:: Material for this exercise

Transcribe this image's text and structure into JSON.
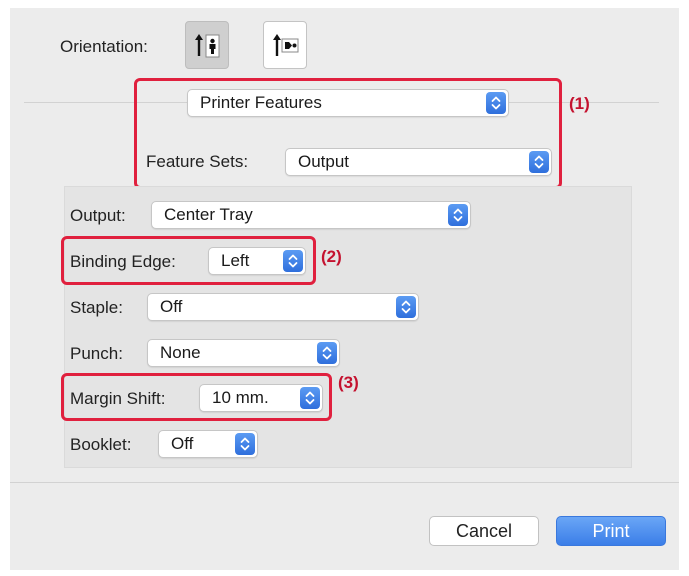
{
  "orientation": {
    "label": "Orientation:"
  },
  "printer_features": {
    "selected": "Printer Features"
  },
  "feature_sets": {
    "label": "Feature Sets:",
    "selected": "Output"
  },
  "settings": {
    "output": {
      "label": "Output:",
      "selected": "Center Tray"
    },
    "binding_edge": {
      "label": "Binding Edge:",
      "selected": "Left"
    },
    "staple": {
      "label": "Staple:",
      "selected": "Off"
    },
    "punch": {
      "label": "Punch:",
      "selected": "None"
    },
    "margin_shift": {
      "label": "Margin Shift:",
      "selected": "10 mm."
    },
    "booklet": {
      "label": "Booklet:",
      "selected": "Off"
    }
  },
  "callouts": {
    "one": "(1)",
    "two": "(2)",
    "three": "(3)"
  },
  "buttons": {
    "cancel": "Cancel",
    "print": "Print"
  },
  "colors": {
    "callout": "#e0203e",
    "accent": "#3b7ee8"
  },
  "icons": [
    "portrait-orientation-icon",
    "landscape-orientation-icon",
    "popup-stepper-icon"
  ]
}
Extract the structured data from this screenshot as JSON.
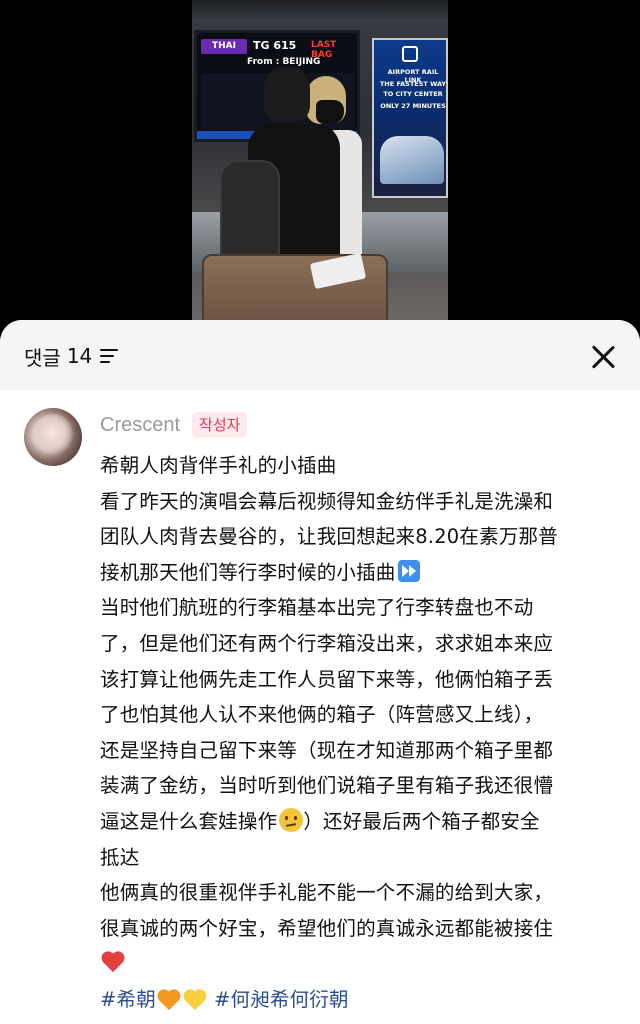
{
  "video": {
    "board": {
      "airline": "THAI",
      "flight": "TG 615",
      "status": "LAST BAG",
      "from": "From : BEIJING"
    },
    "ad": {
      "line1": "AIRPORT RAIL LINK",
      "line2": "THE FASTEST WAY",
      "line3": "TO CITY CENTER",
      "line4": "ONLY 27 MINUTES"
    }
  },
  "comments_header": {
    "label": "댓글",
    "count": "14",
    "sort_icon": "sort-lines-icon",
    "close_icon": "close-icon"
  },
  "comment": {
    "author": "Crescent",
    "author_badge": "작성자",
    "lines": [
      "希朝人肉背伴手礼的小插曲",
      "看了昨天的演唱会幕后视频得知金纺伴手礼是洗澡和",
      "团队人肉背去曼谷的，让我回想起来8.20在素万那普",
      "接机那天他们等行李时候的小插曲",
      "当时他们航班的行李箱基本出完了行李转盘也不动",
      "了，但是他们还有两个行李箱没出来，求求姐本来应",
      "该打算让他俩先走工作人员留下来等，他俩怕箱子丢",
      "了也怕其他人认不来他俩的箱子（阵营感又上线），",
      "还是坚持自己留下来等（现在才知道那两个箱子里都",
      "装满了金纺，当时听到他们说箱子里有箱子我还很懵",
      "逼这是什么套娃操作",
      "）还好最后两个箱子都安全",
      "抵达",
      "他俩真的很重视伴手礼能不能一个不漏的给到大家，",
      "很真诚的两个好宝，希望他们的真诚永远都能被接住"
    ],
    "tags": [
      "#希朝",
      "#何昶希何衍朝"
    ],
    "emojis": [
      "fast-forward-icon",
      "raised-eyebrow-face-icon",
      "heart-on-fire-icon",
      "orange-heart-icon",
      "yellow-heart-icon"
    ]
  }
}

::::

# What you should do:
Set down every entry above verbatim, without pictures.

# Response area:
Transcribe this image's text and structure into JSON.
{
  "orientation": {
    "label": "Orientation:"
  },
  "printer_features": {
    "selected": "Printer Features"
  },
  "feature_sets": {
    "label": "Feature Sets:",
    "selected": "Output"
  },
  "settings": {
    "output": {
      "label": "Output:",
      "selected": "Center Tray"
    },
    "binding_edge": {
      "label": "Binding Edge:",
      "selected": "Left"
    },
    "staple": {
      "label": "Staple:",
      "selected": "Off"
    },
    "punch": {
      "label": "Punch:",
      "selected": "None"
    },
    "margin_shift": {
      "label": "Margin Shift:",
      "selected": "10 mm."
    },
    "booklet": {
      "label": "Booklet:",
      "selected": "Off"
    }
  },
  "callouts": {
    "one": "(1)",
    "two": "(2)",
    "three": "(3)"
  },
  "buttons": {
    "cancel": "Cancel",
    "print": "Print"
  },
  "colors": {
    "callout": "#e0203e",
    "accent": "#3b7ee8"
  },
  "icons": [
    "portrait-orientation-icon",
    "landscape-orientation-icon",
    "popup-stepper-icon"
  ]
}
Extract the structured data from this screenshot as JSON.
{
  "video": {
    "board": {
      "airline": "THAI",
      "flight": "TG 615",
      "status": "LAST BAG",
      "from": "From : BEIJING"
    },
    "ad": {
      "line1": "AIRPORT RAIL LINK",
      "line2": "THE FASTEST WAY",
      "line3": "TO CITY CENTER",
      "line4": "ONLY 27 MINUTES"
    }
  },
  "comments_header": {
    "label": "댓글",
    "count": "14",
    "sort_icon": "sort-lines-icon",
    "close_icon": "close-icon"
  },
  "comment": {
    "author": "Crescent",
    "author_badge": "작성자",
    "lines": [
      "希朝人肉背伴手礼的小插曲",
      "看了昨天的演唱会幕后视频得知金纺伴手礼是洗澡和",
      "团队人肉背去曼谷的，让我回想起来8.20在素万那普",
      "接机那天他们等行李时候的小插曲",
      "当时他们航班的行李箱基本出完了行李转盘也不动",
      "了，但是他们还有两个行李箱没出来，求求姐本来应",
      "该打算让他俩先走工作人员留下来等，他俩怕箱子丢",
      "了也怕其他人认不来他俩的箱子（阵营感又上线），",
      "还是坚持自己留下来等（现在才知道那两个箱子里都",
      "装满了金纺，当时听到他们说箱子里有箱子我还很懵",
      "逼这是什么套娃操作",
      "）还好最后两个箱子都安全",
      "抵达",
      "他俩真的很重视伴手礼能不能一个不漏的给到大家，",
      "很真诚的两个好宝，希望他们的真诚永远都能被接住"
    ],
    "tags": [
      "#希朝",
      "#何昶希何衍朝"
    ],
    "emojis": [
      "fast-forward-icon",
      "raised-eyebrow-face-icon",
      "heart-on-fire-icon",
      "orange-heart-icon",
      "yellow-heart-icon"
    ]
  }
}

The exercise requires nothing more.